EXERCISE:
Only the lines running from the one with "Serialize everything readable" to the end of the listing should be returned, each exactly as it appears, with both ends kept.

====

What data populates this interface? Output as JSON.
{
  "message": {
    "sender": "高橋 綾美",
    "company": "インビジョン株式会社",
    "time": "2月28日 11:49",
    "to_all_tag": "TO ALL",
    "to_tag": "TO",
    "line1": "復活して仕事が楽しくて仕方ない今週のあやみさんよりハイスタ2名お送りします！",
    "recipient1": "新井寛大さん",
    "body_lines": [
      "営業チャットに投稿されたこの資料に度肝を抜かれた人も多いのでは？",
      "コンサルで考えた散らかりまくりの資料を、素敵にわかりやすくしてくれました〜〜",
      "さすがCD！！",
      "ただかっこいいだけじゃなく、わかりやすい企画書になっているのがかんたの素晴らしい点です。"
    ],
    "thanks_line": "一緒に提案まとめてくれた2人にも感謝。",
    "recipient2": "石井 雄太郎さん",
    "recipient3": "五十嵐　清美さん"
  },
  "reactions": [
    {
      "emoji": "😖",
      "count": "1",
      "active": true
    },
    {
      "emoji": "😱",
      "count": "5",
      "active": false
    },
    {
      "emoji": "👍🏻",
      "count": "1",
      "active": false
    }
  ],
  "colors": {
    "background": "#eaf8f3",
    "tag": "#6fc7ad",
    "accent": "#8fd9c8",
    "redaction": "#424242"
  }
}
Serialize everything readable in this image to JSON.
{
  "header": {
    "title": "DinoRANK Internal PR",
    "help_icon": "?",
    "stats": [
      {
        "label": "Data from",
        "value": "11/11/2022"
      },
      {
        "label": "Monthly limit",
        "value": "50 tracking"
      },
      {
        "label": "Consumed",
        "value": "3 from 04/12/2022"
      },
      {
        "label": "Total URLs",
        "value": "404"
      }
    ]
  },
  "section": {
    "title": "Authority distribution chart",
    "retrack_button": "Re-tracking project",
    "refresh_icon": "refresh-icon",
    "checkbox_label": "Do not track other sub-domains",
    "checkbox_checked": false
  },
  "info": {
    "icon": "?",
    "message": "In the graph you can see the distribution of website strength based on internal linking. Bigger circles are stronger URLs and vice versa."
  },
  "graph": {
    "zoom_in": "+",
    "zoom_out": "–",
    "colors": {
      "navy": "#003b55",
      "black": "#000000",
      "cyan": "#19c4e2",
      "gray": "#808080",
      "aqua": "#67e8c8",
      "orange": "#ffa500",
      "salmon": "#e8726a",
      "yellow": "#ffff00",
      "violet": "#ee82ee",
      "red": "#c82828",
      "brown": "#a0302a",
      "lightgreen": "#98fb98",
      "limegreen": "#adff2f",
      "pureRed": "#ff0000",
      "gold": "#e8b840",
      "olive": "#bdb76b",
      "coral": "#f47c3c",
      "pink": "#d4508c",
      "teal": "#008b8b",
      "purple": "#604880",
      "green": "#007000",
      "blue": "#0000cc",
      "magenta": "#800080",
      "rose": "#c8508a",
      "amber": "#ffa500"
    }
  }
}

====

TASK SOLUTION:
Serialize everything readable in this image to JSON.
{
  "header": {
    "title": "DinoRANK Internal PR",
    "help_icon": "?",
    "stats": [
      {
        "label": "Data from",
        "value": "11/11/2022"
      },
      {
        "label": "Monthly limit",
        "value": "50 tracking"
      },
      {
        "label": "Consumed",
        "value": "3 from 04/12/2022"
      },
      {
        "label": "Total URLs",
        "value": "404"
      }
    ]
  },
  "section": {
    "title": "Authority distribution chart",
    "retrack_button": "Re-tracking project",
    "refresh_icon": "refresh-icon",
    "checkbox_label": "Do not track other sub-domains",
    "checkbox_checked": false
  },
  "info": {
    "icon": "?",
    "message": "In the graph you can see the distribution of website strength based on internal linking. Bigger circles are stronger URLs and vice versa."
  },
  "graph": {
    "zoom_in": "+",
    "zoom_out": "–",
    "colors": {
      "navy": "#003b55",
      "black": "#000000",
      "cyan": "#19c4e2",
      "gray": "#808080",
      "aqua": "#67e8c8",
      "orange": "#ffa500",
      "salmon": "#e8726a",
      "yellow": "#ffff00",
      "violet": "#ee82ee",
      "red": "#c82828",
      "brown": "#a0302a",
      "lightgreen": "#98fb98",
      "limegreen": "#adff2f",
      "pureRed": "#ff0000",
      "gold": "#e8b840",
      "olive": "#bdb76b",
      "coral": "#f47c3c",
      "pink": "#d4508c",
      "teal": "#008b8b",
      "purple": "#604880",
      "green": "#007000",
      "blue": "#0000cc",
      "magenta": "#800080",
      "rose": "#c8508a",
      "amber": "#ffa500"
    }
  }
}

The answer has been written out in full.